This test is not specific to this class of compounds. Therefore analysts are should use a combination of TLC and color development after spraying with selected reagents as a presumptive test.
The TLC is the simplest of the chromatographic methods. The spots are placed on the sheet (Silica gel G) called as stationary phase and let to elute in required solvent system called eluent. The eluent diffuses along with the plate on the basis of interactions. Then for visualization certain spraying reagents are used and further Rf values can be calculated and compared with the standard values. This technique is quite fast (about half an hour) but lacks precision and sensitivity.

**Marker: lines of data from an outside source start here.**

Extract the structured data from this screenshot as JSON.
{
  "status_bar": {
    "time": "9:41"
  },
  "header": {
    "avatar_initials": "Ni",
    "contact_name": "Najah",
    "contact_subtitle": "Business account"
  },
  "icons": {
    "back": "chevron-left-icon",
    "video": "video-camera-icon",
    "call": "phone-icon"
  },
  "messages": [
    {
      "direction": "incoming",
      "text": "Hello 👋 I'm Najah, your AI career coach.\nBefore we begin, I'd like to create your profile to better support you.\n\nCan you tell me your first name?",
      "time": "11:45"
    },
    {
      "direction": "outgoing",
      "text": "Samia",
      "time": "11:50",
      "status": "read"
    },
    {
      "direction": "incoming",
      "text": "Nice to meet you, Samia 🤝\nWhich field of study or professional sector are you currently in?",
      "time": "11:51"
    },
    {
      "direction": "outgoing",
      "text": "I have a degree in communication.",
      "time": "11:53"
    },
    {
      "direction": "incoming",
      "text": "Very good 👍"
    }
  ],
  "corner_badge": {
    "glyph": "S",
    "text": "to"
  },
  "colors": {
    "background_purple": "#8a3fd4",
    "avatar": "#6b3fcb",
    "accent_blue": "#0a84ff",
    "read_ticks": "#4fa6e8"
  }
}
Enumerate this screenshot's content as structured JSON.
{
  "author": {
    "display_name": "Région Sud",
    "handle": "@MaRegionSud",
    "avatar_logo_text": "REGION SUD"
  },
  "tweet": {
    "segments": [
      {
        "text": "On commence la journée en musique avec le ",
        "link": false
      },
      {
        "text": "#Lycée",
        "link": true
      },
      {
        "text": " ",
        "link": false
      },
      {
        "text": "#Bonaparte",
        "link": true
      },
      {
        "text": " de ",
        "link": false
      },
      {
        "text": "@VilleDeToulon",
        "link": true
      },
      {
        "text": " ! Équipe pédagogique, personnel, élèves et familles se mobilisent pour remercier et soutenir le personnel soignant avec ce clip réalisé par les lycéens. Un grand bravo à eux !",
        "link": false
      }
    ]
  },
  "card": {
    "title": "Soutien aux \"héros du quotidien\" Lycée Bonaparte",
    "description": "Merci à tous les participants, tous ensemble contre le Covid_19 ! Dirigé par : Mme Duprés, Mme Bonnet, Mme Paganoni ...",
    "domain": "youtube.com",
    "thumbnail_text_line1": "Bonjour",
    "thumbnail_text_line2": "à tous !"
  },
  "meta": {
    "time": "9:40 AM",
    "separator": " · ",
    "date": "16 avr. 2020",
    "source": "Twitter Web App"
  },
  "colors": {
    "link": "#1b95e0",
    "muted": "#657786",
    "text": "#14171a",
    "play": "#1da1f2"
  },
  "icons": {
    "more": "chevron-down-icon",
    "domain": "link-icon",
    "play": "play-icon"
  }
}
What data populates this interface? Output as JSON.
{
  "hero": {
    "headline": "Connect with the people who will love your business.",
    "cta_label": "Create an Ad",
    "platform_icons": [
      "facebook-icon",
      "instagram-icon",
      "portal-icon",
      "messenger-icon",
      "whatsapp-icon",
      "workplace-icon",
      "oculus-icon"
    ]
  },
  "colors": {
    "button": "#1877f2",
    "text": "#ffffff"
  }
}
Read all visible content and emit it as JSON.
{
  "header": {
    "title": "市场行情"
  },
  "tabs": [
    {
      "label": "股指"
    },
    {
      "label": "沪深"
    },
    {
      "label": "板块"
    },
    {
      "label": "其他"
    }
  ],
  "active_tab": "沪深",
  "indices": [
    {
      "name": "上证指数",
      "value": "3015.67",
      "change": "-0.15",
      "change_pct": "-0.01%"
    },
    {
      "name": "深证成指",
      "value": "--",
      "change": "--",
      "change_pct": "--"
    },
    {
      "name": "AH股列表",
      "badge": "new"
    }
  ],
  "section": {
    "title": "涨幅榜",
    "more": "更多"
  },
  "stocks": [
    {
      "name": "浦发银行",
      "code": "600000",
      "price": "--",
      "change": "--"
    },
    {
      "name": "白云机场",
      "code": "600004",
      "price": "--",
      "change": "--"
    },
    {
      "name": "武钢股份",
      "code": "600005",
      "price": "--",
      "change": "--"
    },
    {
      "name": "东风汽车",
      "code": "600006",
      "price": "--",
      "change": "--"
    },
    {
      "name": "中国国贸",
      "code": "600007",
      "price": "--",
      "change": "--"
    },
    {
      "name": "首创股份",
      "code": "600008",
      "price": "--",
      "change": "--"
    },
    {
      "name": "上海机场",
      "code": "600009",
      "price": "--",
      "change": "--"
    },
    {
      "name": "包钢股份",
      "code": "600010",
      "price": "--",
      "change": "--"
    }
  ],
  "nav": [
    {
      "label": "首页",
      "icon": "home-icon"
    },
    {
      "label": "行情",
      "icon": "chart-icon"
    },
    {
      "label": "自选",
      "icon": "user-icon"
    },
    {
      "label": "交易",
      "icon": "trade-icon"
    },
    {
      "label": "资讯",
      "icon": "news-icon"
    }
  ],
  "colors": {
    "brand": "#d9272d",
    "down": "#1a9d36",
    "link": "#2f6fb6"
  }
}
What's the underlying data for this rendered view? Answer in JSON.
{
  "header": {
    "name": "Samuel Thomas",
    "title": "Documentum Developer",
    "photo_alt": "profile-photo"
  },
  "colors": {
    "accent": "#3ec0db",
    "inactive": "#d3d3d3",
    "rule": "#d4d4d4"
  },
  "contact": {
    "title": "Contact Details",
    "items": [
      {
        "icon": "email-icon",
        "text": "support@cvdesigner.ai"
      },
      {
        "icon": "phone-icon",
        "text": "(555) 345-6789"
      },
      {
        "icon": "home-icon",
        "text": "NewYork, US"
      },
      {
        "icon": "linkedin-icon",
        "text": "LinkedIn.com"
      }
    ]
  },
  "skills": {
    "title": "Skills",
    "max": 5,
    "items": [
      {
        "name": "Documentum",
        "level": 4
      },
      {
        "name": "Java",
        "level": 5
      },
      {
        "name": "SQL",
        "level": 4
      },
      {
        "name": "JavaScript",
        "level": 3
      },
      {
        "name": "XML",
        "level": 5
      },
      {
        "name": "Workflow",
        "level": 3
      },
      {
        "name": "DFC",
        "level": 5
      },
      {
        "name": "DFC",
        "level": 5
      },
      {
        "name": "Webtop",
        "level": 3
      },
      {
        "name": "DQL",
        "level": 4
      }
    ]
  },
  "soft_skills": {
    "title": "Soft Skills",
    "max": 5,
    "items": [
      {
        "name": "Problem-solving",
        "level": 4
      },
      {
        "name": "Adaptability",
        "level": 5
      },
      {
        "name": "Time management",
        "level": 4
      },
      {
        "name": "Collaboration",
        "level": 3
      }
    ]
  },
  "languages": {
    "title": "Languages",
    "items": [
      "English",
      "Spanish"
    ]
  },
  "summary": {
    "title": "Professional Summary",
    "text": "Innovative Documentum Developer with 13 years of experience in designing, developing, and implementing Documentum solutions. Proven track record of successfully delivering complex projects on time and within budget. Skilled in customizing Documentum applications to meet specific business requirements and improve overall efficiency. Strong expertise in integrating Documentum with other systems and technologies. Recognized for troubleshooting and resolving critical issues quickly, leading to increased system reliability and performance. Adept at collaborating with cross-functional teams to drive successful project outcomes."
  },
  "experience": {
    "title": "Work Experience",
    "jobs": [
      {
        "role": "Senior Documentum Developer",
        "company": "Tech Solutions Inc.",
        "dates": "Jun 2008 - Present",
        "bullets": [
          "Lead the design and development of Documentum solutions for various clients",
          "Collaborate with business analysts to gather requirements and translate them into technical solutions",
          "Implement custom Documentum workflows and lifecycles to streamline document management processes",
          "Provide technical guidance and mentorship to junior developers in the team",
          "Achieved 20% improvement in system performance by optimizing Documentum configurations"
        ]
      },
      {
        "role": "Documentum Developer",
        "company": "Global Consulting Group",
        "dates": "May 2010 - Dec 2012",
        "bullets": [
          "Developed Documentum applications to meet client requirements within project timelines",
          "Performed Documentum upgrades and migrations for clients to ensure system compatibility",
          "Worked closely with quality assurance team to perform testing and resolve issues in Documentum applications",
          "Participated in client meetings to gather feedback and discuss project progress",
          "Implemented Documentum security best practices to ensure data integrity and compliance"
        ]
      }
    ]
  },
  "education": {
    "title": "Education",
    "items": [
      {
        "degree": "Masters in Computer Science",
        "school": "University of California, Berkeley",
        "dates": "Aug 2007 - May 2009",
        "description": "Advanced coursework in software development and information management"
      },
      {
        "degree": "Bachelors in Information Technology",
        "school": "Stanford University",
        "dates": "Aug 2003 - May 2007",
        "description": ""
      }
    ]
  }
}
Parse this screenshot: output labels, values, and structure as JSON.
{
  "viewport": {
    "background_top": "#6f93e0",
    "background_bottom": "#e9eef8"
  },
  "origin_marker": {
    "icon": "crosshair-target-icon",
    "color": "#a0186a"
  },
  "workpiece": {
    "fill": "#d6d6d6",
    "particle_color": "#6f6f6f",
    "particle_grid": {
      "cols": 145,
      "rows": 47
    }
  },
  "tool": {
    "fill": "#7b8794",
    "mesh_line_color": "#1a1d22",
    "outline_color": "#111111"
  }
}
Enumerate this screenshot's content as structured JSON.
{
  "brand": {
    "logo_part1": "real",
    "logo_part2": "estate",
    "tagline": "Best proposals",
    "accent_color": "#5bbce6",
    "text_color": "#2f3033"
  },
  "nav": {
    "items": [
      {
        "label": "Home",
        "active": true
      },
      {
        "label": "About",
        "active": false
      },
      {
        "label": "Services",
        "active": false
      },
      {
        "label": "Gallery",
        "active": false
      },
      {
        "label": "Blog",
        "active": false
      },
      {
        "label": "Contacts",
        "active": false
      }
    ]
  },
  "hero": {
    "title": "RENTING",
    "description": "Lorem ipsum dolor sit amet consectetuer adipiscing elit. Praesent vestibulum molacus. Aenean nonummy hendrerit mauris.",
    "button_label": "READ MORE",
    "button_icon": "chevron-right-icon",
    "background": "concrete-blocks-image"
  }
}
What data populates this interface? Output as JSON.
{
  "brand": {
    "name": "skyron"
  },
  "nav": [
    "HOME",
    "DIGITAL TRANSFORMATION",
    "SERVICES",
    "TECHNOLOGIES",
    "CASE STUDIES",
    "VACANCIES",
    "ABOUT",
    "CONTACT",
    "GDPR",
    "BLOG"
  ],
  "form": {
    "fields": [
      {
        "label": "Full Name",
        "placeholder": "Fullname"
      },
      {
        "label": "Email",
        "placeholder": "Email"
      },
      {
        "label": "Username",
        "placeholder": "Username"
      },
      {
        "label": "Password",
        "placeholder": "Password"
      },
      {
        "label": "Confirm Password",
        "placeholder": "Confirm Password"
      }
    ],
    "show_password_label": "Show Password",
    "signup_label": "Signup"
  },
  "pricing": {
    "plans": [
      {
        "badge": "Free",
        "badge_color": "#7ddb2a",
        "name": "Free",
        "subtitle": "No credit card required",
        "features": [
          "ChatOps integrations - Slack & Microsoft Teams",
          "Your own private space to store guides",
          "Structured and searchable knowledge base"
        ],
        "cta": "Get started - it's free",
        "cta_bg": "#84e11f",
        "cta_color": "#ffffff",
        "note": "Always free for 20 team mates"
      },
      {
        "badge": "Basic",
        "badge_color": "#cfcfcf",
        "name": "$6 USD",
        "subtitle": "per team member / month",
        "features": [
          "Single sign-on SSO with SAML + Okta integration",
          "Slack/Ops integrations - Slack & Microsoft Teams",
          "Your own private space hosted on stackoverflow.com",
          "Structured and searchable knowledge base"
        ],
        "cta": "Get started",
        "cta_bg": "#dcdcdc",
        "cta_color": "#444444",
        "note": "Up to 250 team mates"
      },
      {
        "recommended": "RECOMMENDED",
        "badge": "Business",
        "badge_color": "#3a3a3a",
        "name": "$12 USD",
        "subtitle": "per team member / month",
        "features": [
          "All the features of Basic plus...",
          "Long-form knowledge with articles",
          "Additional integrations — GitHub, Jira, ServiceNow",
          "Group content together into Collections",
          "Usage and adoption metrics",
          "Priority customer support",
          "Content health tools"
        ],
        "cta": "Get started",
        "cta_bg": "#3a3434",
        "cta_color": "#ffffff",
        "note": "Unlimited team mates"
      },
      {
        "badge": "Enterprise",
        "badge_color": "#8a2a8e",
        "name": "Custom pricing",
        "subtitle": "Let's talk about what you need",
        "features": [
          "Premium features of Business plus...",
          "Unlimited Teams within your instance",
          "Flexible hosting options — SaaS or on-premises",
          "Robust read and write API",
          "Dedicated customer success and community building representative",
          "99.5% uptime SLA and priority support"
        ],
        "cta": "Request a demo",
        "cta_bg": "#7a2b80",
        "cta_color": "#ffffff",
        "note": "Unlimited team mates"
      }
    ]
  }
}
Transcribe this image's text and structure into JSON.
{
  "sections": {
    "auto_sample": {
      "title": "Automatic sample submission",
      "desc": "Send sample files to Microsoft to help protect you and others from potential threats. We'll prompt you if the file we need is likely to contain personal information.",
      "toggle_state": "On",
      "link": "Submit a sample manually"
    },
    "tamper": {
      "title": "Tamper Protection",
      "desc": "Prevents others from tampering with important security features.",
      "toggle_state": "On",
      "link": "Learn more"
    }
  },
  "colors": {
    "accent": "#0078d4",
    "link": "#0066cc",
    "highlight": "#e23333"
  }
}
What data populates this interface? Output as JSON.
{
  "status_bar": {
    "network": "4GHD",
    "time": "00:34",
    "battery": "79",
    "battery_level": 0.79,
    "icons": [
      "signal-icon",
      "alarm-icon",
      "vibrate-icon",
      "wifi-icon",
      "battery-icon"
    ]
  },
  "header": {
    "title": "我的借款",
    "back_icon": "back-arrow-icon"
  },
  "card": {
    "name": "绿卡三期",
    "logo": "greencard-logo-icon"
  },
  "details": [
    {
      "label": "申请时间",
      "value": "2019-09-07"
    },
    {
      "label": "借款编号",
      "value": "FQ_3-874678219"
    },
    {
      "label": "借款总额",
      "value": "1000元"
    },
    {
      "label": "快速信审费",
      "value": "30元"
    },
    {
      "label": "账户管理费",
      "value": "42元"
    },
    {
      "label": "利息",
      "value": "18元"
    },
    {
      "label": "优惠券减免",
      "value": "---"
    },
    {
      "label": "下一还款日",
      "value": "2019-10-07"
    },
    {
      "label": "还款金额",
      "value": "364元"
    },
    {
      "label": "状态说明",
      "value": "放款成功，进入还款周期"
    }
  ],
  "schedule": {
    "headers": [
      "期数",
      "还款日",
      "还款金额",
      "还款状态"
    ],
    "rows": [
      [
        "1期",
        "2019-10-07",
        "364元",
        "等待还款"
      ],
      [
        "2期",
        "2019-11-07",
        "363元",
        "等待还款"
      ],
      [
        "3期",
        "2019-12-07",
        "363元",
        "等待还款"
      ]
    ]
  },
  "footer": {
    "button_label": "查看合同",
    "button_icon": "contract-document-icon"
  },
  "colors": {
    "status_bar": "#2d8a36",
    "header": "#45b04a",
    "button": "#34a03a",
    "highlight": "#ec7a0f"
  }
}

GC-MS is one of the most commonly used techniques for the identification and quantitation of forensic drug samples. As a “hyphenated” technique, it combines the separation power of a GC with analyte specific of a spectroscopic technique, providing highly specific spectral data on individual compounds in a complex mixture of compounds often without prior separation. This technique is mostly applied for identification of BZDs in biological matrices. GC-MS technique relies on detection of specific high mass ions of the substance that is to be analyzed and then to search for the specific ions obtained comparison with the reference library is performed. Also, GC poses a number of thermo ability problems with most of the BZDs.
A quality control procedure was developed for the determination of benzodiazepines in samples using Fourier Transform Infrared Spectroscopy (FTIR). KBr pellets are prepared using KBr powder mixed with the extracted sample and are scanned in FTIR . The peak values obtained are compared with the standard ones. IR techniques are best to be used for quantitative estimation of drugs.
The widespread use of this class of drugs has occasionally raised concerns about recreational benzodiazepine abuse.
These drugs are misused because of their wide range and easy availability. Considering the increased potential of BZDs addiction and abuse, their proper sampling, separation, and identification techniques are needed to be applied.
Schmitz, Allison. “Benzodiazepine use, misuse, and abuse: A review.” The mental health clinician vol. 6,3 120-126. 6 May. 2016, doi:10.9740/mhc.2016.05.120
Qriouet, Zidane, et al. "Analytical methods used for the detection and quantification of benzodiazepines." Journal of analytical methods in chemistry 2019 (2019).
Malik, Ritu,et al. “Forensic Examination of Benzodiazepines: A Case Study.” Journal of Forensic Sciences & Criminal Investigation (2018) 8. 10.19080/JFSCI.2018.08.555727.
Note- SIFS India, a global leader in delivering forensic education, is backed by a team of highly-qualified forensic experts. The certified forensic experts and faculty have developed in-depth quality courses under Dr. Ranjeet Singh, CEO of SIFS India.